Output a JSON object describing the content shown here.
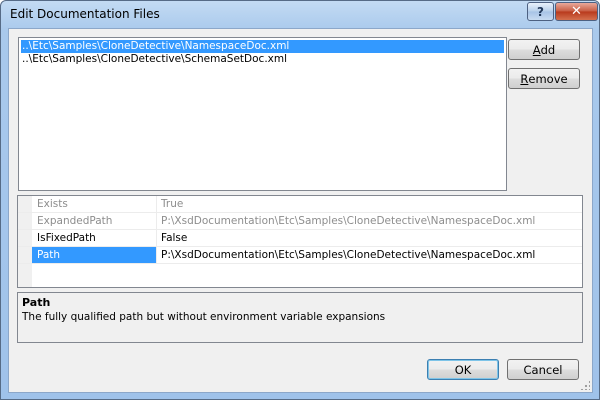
{
  "window": {
    "title": "Edit Documentation Files",
    "help_label": "?",
    "close_label": "✕"
  },
  "files": [
    {
      "path": "..\\Etc\\Samples\\CloneDetective\\NamespaceDoc.xml",
      "selected": true
    },
    {
      "path": "..\\Etc\\Samples\\CloneDetective\\SchemaSetDoc.xml",
      "selected": false
    }
  ],
  "side_buttons": {
    "add_accel": "A",
    "add_rest": "dd",
    "remove_accel": "R",
    "remove_rest": "emove"
  },
  "properties": [
    {
      "name": "Exists",
      "value": "True",
      "readonly": true,
      "selected": false
    },
    {
      "name": "ExpandedPath",
      "value": "P:\\XsdDocumentation\\Etc\\Samples\\CloneDetective\\NamespaceDoc.xml",
      "readonly": true,
      "selected": false
    },
    {
      "name": "IsFixedPath",
      "value": "False",
      "readonly": false,
      "selected": false
    },
    {
      "name": "Path",
      "value": "P:\\XsdDocumentation\\Etc\\Samples\\CloneDetective\\NamespaceDoc.xml",
      "readonly": false,
      "selected": true
    }
  ],
  "description": {
    "title": "Path",
    "text": "The fully qualified path but without environment variable expansions"
  },
  "footer": {
    "ok_label": "OK",
    "cancel_label": "Cancel"
  },
  "colors": {
    "selection": "#3399ff",
    "readonly_text": "#8d8d8d"
  }
}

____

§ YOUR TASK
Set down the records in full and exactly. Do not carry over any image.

§ OUTPUT FOR THIS TASK
Output a JSON object describing the content shown here.
{
  "window": {
    "title": "Edit Documentation Files",
    "help_label": "?",
    "close_label": "✕"
  },
  "files": [
    {
      "path": "..\\Etc\\Samples\\CloneDetective\\NamespaceDoc.xml",
      "selected": true
    },
    {
      "path": "..\\Etc\\Samples\\CloneDetective\\SchemaSetDoc.xml",
      "selected": false
    }
  ],
  "side_buttons": {
    "add_accel": "A",
    "add_rest": "dd",
    "remove_accel": "R",
    "remove_rest": "emove"
  },
  "properties": [
    {
      "name": "Exists",
      "value": "True",
      "readonly": true,
      "selected": false
    },
    {
      "name": "ExpandedPath",
      "value": "P:\\XsdDocumentation\\Etc\\Samples\\CloneDetective\\NamespaceDoc.xml",
      "readonly": true,
      "selected": false
    },
    {
      "name": "IsFixedPath",
      "value": "False",
      "readonly": false,
      "selected": false
    },
    {
      "name": "Path",
      "value": "P:\\XsdDocumentation\\Etc\\Samples\\CloneDetective\\NamespaceDoc.xml",
      "readonly": false,
      "selected": true
    }
  ],
  "description": {
    "title": "Path",
    "text": "The fully qualified path but without environment variable expansions"
  },
  "footer": {
    "ok_label": "OK",
    "cancel_label": "Cancel"
  },
  "colors": {
    "selection": "#3399ff",
    "readonly_text": "#8d8d8d"
  }
}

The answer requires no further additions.